[Collection entries]
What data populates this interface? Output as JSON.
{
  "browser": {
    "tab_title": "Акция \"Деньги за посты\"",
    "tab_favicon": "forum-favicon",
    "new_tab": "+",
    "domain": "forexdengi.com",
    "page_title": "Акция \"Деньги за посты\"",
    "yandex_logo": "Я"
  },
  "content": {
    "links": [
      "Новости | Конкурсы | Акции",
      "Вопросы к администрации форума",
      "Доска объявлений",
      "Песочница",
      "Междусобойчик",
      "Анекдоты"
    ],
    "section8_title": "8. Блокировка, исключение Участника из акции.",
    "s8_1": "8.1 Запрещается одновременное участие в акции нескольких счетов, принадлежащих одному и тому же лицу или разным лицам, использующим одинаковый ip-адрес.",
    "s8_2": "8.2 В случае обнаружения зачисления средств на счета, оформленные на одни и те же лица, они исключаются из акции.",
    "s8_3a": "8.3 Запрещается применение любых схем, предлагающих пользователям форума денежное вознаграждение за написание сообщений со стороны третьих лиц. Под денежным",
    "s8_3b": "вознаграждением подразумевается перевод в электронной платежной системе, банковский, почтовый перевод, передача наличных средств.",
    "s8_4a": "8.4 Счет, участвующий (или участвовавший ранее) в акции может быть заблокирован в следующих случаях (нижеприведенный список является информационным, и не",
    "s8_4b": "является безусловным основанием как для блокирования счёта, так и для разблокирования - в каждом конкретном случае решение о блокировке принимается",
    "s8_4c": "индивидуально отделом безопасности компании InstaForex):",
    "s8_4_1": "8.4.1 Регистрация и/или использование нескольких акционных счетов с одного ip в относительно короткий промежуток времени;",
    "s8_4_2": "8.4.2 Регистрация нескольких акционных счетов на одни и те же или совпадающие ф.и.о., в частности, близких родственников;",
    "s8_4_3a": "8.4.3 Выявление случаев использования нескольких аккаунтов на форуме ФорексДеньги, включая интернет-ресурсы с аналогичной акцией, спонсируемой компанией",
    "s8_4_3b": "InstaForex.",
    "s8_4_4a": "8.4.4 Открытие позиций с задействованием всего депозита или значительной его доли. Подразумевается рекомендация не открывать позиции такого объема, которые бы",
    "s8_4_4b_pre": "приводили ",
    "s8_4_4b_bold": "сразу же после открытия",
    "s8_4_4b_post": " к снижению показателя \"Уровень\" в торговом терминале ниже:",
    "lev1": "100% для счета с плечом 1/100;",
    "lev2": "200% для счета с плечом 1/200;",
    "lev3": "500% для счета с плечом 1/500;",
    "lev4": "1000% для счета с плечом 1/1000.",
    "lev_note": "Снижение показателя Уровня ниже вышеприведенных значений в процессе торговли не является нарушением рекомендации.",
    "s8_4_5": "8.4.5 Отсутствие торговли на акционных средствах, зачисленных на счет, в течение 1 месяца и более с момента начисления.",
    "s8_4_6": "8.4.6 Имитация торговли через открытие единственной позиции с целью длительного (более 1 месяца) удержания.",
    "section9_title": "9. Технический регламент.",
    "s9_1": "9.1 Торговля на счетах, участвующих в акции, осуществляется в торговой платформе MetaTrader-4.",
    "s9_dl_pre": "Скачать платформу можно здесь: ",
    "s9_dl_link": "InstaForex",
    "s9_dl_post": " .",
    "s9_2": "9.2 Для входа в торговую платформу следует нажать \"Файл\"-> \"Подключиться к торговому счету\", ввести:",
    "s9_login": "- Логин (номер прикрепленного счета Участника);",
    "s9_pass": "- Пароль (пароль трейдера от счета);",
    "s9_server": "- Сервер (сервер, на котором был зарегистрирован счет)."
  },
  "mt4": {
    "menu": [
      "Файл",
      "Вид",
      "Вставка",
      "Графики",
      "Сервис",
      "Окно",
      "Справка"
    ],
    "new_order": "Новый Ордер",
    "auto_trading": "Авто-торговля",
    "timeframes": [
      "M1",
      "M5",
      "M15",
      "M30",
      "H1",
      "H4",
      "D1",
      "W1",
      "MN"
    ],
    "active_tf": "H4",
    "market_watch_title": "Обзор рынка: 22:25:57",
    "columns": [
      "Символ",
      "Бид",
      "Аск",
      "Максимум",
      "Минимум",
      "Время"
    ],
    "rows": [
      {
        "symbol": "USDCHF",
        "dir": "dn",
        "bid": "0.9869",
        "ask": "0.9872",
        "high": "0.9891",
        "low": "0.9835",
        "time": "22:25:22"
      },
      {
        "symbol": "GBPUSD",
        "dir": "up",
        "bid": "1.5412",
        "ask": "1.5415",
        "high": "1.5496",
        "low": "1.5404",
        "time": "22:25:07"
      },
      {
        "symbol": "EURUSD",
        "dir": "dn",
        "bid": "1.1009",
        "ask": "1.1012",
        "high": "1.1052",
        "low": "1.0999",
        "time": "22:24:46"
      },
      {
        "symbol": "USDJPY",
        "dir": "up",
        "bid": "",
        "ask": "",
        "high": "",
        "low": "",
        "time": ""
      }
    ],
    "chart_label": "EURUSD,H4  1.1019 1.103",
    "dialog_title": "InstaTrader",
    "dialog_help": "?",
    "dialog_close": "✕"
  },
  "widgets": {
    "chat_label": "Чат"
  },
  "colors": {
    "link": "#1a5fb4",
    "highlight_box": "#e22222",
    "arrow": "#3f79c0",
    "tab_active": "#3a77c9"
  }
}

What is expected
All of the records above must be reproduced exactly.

Result
What data populates this interface? Output as JSON.
{
  "browser": {
    "tab_title": "Акция \"Деньги за посты\"",
    "tab_favicon": "forum-favicon",
    "new_tab": "+",
    "domain": "forexdengi.com",
    "page_title": "Акция \"Деньги за посты\"",
    "yandex_logo": "Я"
  },
  "content": {
    "links": [
      "Новости | Конкурсы | Акции",
      "Вопросы к администрации форума",
      "Доска объявлений",
      "Песочница",
      "Междусобойчик",
      "Анекдоты"
    ],
    "section8_title": "8. Блокировка, исключение Участника из акции.",
    "s8_1": "8.1 Запрещается одновременное участие в акции нескольких счетов, принадлежащих одному и тому же лицу или разным лицам, использующим одинаковый ip-адрес.",
    "s8_2": "8.2 В случае обнаружения зачисления средств на счета, оформленные на одни и те же лица, они исключаются из акции.",
    "s8_3a": "8.3 Запрещается применение любых схем, предлагающих пользователям форума денежное вознаграждение за написание сообщений со стороны третьих лиц. Под денежным",
    "s8_3b": "вознаграждением подразумевается перевод в электронной платежной системе, банковский, почтовый перевод, передача наличных средств.",
    "s8_4a": "8.4 Счет, участвующий (или участвовавший ранее) в акции может быть заблокирован в следующих случаях (нижеприведенный список является информационным, и не",
    "s8_4b": "является безусловным основанием как для блокирования счёта, так и для разблокирования - в каждом конкретном случае решение о блокировке принимается",
    "s8_4c": "индивидуально отделом безопасности компании InstaForex):",
    "s8_4_1": "8.4.1 Регистрация и/или использование нескольких акционных счетов с одного ip в относительно короткий промежуток времени;",
    "s8_4_2": "8.4.2 Регистрация нескольких акционных счетов на одни и те же или совпадающие ф.и.о., в частности, близких родственников;",
    "s8_4_3a": "8.4.3 Выявление случаев использования нескольких аккаунтов на форуме ФорексДеньги, включая интернет-ресурсы с аналогичной акцией, спонсируемой компанией",
    "s8_4_3b": "InstaForex.",
    "s8_4_4a": "8.4.4 Открытие позиций с задействованием всего депозита или значительной его доли. Подразумевается рекомендация не открывать позиции такого объема, которые бы",
    "s8_4_4b_pre": "приводили ",
    "s8_4_4b_bold": "сразу же после открытия",
    "s8_4_4b_post": " к снижению показателя \"Уровень\" в торговом терминале ниже:",
    "lev1": "100% для счета с плечом 1/100;",
    "lev2": "200% для счета с плечом 1/200;",
    "lev3": "500% для счета с плечом 1/500;",
    "lev4": "1000% для счета с плечом 1/1000.",
    "lev_note": "Снижение показателя Уровня ниже вышеприведенных значений в процессе торговли не является нарушением рекомендации.",
    "s8_4_5": "8.4.5 Отсутствие торговли на акционных средствах, зачисленных на счет, в течение 1 месяца и более с момента начисления.",
    "s8_4_6": "8.4.6 Имитация торговли через открытие единственной позиции с целью длительного (более 1 месяца) удержания.",
    "section9_title": "9. Технический регламент.",
    "s9_1": "9.1 Торговля на счетах, участвующих в акции, осуществляется в торговой платформе MetaTrader-4.",
    "s9_dl_pre": "Скачать платформу можно здесь: ",
    "s9_dl_link": "InstaForex",
    "s9_dl_post": " .",
    "s9_2": "9.2 Для входа в торговую платформу следует нажать \"Файл\"-> \"Подключиться к торговому счету\", ввести:",
    "s9_login": "- Логин (номер прикрепленного счета Участника);",
    "s9_pass": "- Пароль (пароль трейдера от счета);",
    "s9_server": "- Сервер (сервер, на котором был зарегистрирован счет)."
  },
  "mt4": {
    "menu": [
      "Файл",
      "Вид",
      "Вставка",
      "Графики",
      "Сервис",
      "Окно",
      "Справка"
    ],
    "new_order": "Новый Ордер",
    "auto_trading": "Авто-торговля",
    "timeframes": [
      "M1",
      "M5",
      "M15",
      "M30",
      "H1",
      "H4",
      "D1",
      "W1",
      "MN"
    ],
    "active_tf": "H4",
    "market_watch_title": "Обзор рынка: 22:25:57",
    "columns": [
      "Символ",
      "Бид",
      "Аск",
      "Максимум",
      "Минимум",
      "Время"
    ],
    "rows": [
      {
        "symbol": "USDCHF",
        "dir": "dn",
        "bid": "0.9869",
        "ask": "0.9872",
        "high": "0.9891",
        "low": "0.9835",
        "time": "22:25:22"
      },
      {
        "symbol": "GBPUSD",
        "dir": "up",
        "bid": "1.5412",
        "ask": "1.5415",
        "high": "1.5496",
        "low": "1.5404",
        "time": "22:25:07"
      },
      {
        "symbol": "EURUSD",
        "dir": "dn",
        "bid": "1.1009",
        "ask": "1.1012",
        "high": "1.1052",
        "low": "1.0999",
        "time": "22:24:46"
      },
      {
        "symbol": "USDJPY",
        "dir": "up",
        "bid": "",
        "ask": "",
        "high": "",
        "low": "",
        "time": ""
      }
    ],
    "chart_label": "EURUSD,H4  1.1019 1.103",
    "dialog_title": "InstaTrader",
    "dialog_help": "?",
    "dialog_close": "✕"
  },
  "widgets": {
    "chat_label": "Чат"
  },
  "colors": {
    "link": "#1a5fb4",
    "highlight_box": "#e22222",
    "arrow": "#3f79c0",
    "tab_active": "#3a77c9"
  }
}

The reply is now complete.